Do Your Homework
When negotiating anything, it is important to have some context. Their opening offer may sound like a lot compared to your fellow salary, but how does it compare to other starting salaries? This is a time to use your network: recent fellow grads from your program, friends you made at the ASCO Annual Meeting, mentors, and program directors from your training program are all good sources of information.
As you consider a counteroffer, it may helpful to know what the more senior members of the practice earn. While it may not be appropriate to ask for this information on your formal interview day, these figures will often be revealed in follow-up, one-on-one conversations. You want to know what your next 30 years will look like.
Before you sign anything, I recommend that you hire a lawyer with experience in physician contracts to review yours. It is worth their fee in the long run.
Know What’s up for Negotiation
Salary, vacation time, partnership track, office location in multi-office practices, signing bonus, protected research time—these are all items that may be on the negotiating table for a private practice position. You need to know what is negotiable. If every partner gets exactly 30 days of vacation a year, you are not likely to get 35. Some hospital-owned practices may have very little wiggle room to change your starting salary, but more flexibility to increase a signing bonus. Most practices may not be willing to give you the corner office on your first day, but if there are resources that are important to you, make them known. Remember, the practice wants to make this work just as much as you do—maybe more!
Play the Long Game
We are not NFL running backs with an average of 3 or 4 good years in our profession. The plan for most of us is to practice for 30 years. You should select a job with that career longevity in mind. For example, most practices with no partner track (i.e. hospital-based practices) will offer a higher starting salary with a lower ceiling. A physician-owned practice may require 2 to 3 years of making less money, but the partner salary could be substantially more. That is not to say that one model is better than another, but it is important to understand the difference.
Understand Your Value
If you only take one piece of advice about contract negotiation, let it be this: You are a hot commodity! If you have been offered a contract, it is because the practice wants to retain your services. A common fear is that by asking for too much, you will offend your future employer and their opinion of you will change. On the contrary, knowing your value and asking that your contract reflect it will, if done the right way, garner respect, not ridicule.
It’s okay to ask for more than you think you can get. One strategy is to ask for more than one thing in your counteroffer. For example, if you would like a 10% increase of your salary, you may consider asking for 15% as well as some additional vacation time. If the employer has said no to one ask, they are more likely to grant you another. Leave some room to align in the middle—it’s that win-win scenario again.
In the end, the goal of negotiating a contract is that both parties get what they want. The negotiation process is not “you versus them,” but rather future teammates agreeing on the terms of their professional partnership. You have invested so much into your education that it only makes sense to be prepared to advocate for yourself as you negotiate your first contract. Remember—you’re worth it!

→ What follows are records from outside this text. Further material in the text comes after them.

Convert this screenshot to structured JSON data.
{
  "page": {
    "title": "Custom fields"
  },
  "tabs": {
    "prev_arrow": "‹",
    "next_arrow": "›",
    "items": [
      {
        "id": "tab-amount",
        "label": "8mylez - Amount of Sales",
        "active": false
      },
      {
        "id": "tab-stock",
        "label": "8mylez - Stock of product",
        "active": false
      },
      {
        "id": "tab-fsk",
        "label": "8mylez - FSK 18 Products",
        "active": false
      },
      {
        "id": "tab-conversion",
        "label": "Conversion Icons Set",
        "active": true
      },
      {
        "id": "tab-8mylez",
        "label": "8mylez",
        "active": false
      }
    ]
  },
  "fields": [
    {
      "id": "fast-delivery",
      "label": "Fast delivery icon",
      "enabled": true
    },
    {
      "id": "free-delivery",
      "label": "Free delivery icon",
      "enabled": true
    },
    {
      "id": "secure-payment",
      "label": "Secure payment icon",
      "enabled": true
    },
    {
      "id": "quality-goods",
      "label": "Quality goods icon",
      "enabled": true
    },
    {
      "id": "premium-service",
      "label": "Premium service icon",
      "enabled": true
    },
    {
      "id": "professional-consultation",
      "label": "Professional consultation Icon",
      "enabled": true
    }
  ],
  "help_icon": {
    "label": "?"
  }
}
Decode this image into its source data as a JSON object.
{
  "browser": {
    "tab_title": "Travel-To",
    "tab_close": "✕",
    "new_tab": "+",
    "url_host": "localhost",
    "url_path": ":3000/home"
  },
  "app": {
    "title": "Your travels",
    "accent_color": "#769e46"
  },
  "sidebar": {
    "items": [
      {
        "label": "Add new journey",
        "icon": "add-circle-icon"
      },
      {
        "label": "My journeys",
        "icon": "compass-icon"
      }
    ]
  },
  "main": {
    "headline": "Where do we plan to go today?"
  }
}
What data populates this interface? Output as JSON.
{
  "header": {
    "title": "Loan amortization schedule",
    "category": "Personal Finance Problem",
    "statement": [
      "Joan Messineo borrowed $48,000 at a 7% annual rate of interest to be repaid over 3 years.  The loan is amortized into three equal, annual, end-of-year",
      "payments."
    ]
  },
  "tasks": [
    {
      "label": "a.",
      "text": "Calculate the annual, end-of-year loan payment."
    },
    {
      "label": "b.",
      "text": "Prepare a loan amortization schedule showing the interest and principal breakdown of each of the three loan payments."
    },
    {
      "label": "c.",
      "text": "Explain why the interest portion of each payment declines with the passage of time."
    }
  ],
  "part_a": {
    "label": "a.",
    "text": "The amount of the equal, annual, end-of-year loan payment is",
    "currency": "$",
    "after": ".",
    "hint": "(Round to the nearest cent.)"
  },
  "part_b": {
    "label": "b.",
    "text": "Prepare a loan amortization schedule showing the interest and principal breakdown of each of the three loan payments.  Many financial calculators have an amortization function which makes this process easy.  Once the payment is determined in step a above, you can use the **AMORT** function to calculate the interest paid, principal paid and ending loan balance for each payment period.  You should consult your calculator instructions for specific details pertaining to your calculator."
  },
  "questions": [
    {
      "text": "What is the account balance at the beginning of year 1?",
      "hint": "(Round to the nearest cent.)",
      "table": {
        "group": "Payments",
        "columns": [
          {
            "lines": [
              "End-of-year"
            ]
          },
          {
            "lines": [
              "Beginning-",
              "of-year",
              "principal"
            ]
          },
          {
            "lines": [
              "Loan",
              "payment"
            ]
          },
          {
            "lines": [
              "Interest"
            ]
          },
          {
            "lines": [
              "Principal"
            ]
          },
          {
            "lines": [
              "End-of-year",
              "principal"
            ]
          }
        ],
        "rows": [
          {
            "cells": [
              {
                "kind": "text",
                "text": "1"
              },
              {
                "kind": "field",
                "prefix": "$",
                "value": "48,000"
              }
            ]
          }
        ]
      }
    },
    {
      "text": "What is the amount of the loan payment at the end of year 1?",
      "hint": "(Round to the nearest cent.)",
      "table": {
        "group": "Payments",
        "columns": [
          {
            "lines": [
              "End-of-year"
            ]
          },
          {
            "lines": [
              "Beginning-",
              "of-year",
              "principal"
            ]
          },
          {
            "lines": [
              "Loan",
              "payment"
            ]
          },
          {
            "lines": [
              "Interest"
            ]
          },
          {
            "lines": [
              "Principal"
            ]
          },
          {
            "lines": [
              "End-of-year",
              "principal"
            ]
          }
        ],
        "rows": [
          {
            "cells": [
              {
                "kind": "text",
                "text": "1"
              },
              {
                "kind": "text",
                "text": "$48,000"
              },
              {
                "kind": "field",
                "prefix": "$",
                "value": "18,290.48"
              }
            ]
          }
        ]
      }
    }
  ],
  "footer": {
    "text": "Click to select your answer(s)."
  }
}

Dr. McQuade is an assistant professor and physician scientist in melanoma medical oncology at The University of Texas MD Anderson Cancer Center. She is a member of the Melanoma Measures Expert Panel and the Systemic Therapy for Melanoma Expert Panel. Follow her on Twitter @mcquadeMDLAc.
Dr. Watson is a hematologist/oncologist at Virginia Oncology Associates.